A Salmonella outbreak in an Australian state linked to alfalfa sprouts has eight confirmed cases. Testing of retail product confirmed Salmonella presence in a variety of alfalfa sprout products.
South Australians have been warned not to eat a number of alfalfa sprout products made by the Adelaide-based business Sunshine Sprouts after people became ill with Salmonella Oranienburg.
SA Health’s acting executive director public health services, Dr. Chris Lease, said there had been spike in cases of Salmonella Oranienburg, with eight in the past month, compared with eight attributed to that Salmonella variety in all of 2017.
“As part of the investigation into these cases, 116 alfalfa sprout products were sampled as two cases had reported eating these types of products. Results … identified that Salmonella Oranienburg was present in three of these samples,” Lease said.
“A number of Sunshine Sprouts alfalfa sprouts products have already been voluntarily recalled and we are advising anyone who has purchased the affected products not to eat them, and to return them to the place of purchase for a refund or throw them away. We also want to alert cafes and restaurants to check their suppliers and not serve any of the affected Sunshine Sprouts alfalfa sprout products until further notice.”
Lease said the investigation is ongoing with the producer and suppliers.
There have been 932 cases of Salmonella infection reported to SA Health this year, compared to 1,013 at the same time last year and 1,430 for all of 2017.
Sunshine Sprouts issued a recall of products sold in plastic containers with use-by dates of Sept. 9 through Sept. 16. Products are sold at Coles, Foodland, IGA and numerous greengrocers in South Australia and the Northern Territory.
In June this year, SA Health reported 21 cases of Salmonella Havana traced to alfalfa sprouts produced by Adelaide business SA Sprouts. Seven people were hospitalized. A joint investigation between SA Health, local government and Primary Industries and Resources SA (PIRSA) linked the cases to the alfalfa sprouts.

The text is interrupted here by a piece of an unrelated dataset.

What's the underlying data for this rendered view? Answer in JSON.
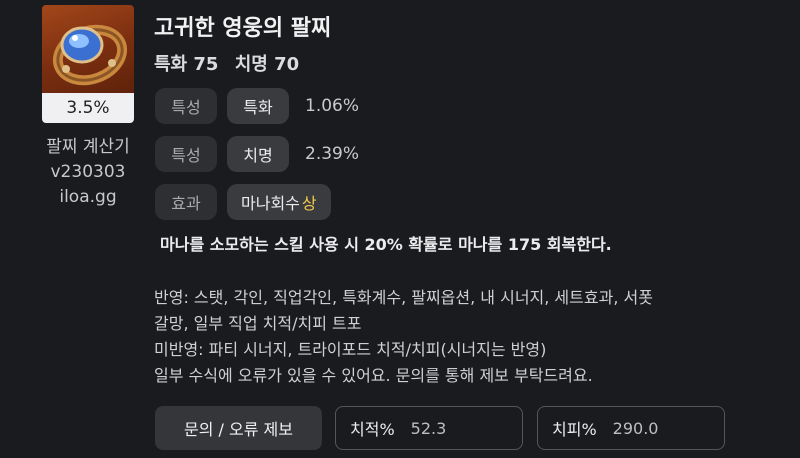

In mid-2016, SA Health recalled Sunshine Sprouts and Star Tu Chinese Bean Sprouts because of microbial Salmonella Saintpaul contamination. Sunshine Sprouts was a packer of Star Tu products. The outbreak sickened around 350 people in South Australia and the Northern Territory.
Food Standards Australia New Zealand (FSANZ) said food products contaminated with Salmonella may cause illness if consumed. It advised consumers concerned about their health to seek medical advice and return products to the place of purchase for a full refund.
People can experience symptom onset of Salmonella infections between six and 72 hours after exposure and symptoms usually last for three to seven days. They include fever, diarrhea, vomiting, headaches, stomach cramps and loss of appetite.
Names of recalled products:
- White Alfalfa 125g; 250g and 1kg
- Green Alfalfa 125g
- Alfalfa and Radish 125g
- Alfalfa and Cabbage 125g
- Alfalfa and Onion 125g
- Alfalfa and Garlic 125g
- Alfalfa and Mustard 125g
- Alfalfa and Broccoli 125g
- Gourmet Pak 100g
(To sign up for a free subscription to Food Safety News, click here.)